Going to take a tree core sample to compare with the trees on the "island" to see how difficult it is for the tree growing in the aa lava.

A giant air bubble.
Inside a smaller air bubble we see where the lave re-melted.
Another cast.
A tree jam, where the lava had pushed several trees together.
Crime Scene. This is where I had a very large horntail wasp from I believe the genus Urocerus, a pinacate beetle, and a wood nymph all pinned on my spreading board drying. Well, while I was gone, the birds found the insects, and had a lunch. They left the behind of the beetle for a good reason. A pinacate beetle will excrete a foul smelling and foul tasting liquid from its behind, and that beetle had done that when I had caught it. Lesson learned, do it inside the tent from now on. But that wasp was irreplaceable. :(
My father let us use our big green van on the field trip, and this is it after it was repaired.
The tire that blew out. God protected us and kept the van from going off the road or something else. Good thing we had a spare.
The Monkey Tree.
The edge of the Lost Forest. Its called this because it's a forest that is in the middle of the desert, that shouldn't be there because it gets less than half the amount of water that it needs to grow.
The sand dune we're about to hike up. See Kyleigh, the Pacific Northwest has desert too. I'm sure you can survive, even if there is still a little green here.

Looking back at the Lost Forest.
Looking into the desert.

The front part of the group heading up the sand dune.
Of course I couldn't let anyone beat me to the top, so I ran ahead of everyone, and took a picture of the long string of people heading up.
View at the top of the sand dune.

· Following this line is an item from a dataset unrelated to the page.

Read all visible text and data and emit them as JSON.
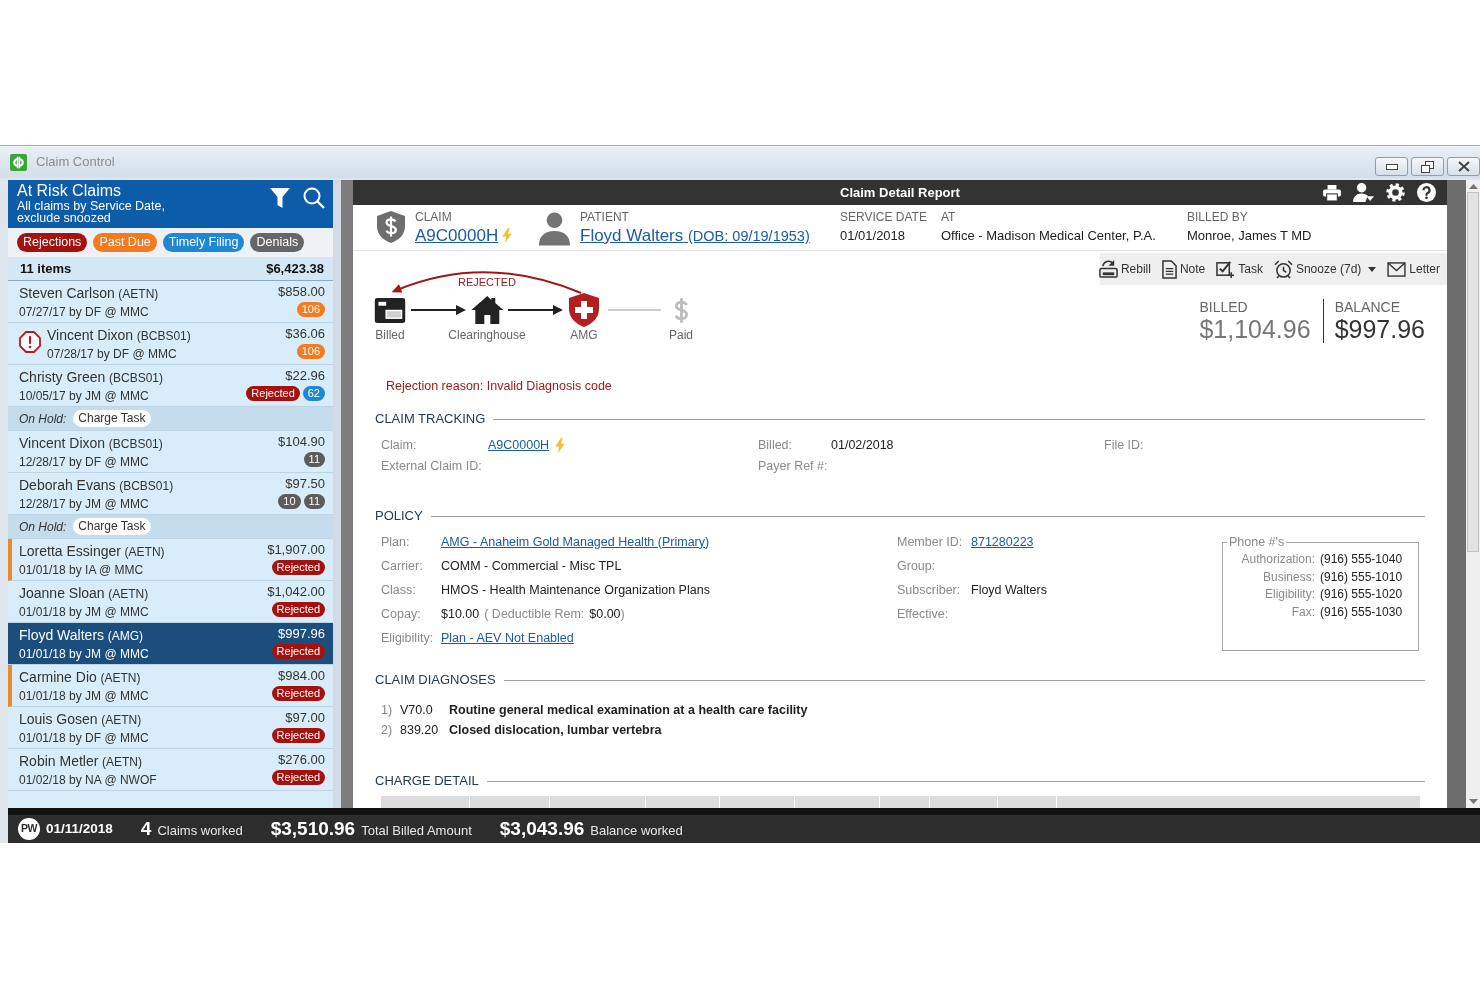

 We left the sand dunes, and headed for crack in the ground.
Beginning of Crack in the Ground
It gets up to 60 feet deep, and can be 20 degrees lower than above, creating a micro-climate. There are stinging nettle there, which are a wet climate plant.
View from Paulina Peak down to obsidian flow (What Indians used to make arrow heads).
Paulina Lake, where we camped, which is in the crater of a semi-active volcano.

Looking at Johnny Pike up on the top of the rock.
Rachel and Shawn, two very sweet kids.
And last but not least, the wonderful family that was my ride during the field trip. Funny that I wasn't actually riding it my van, but too many other people were invited (We carpooled because some people had just brought RVs, and those wouldn't be so good on some of the roads we were on.) to ride in the van, so I had to abdicate my seat. It turned out great, as I got to know this awesome family!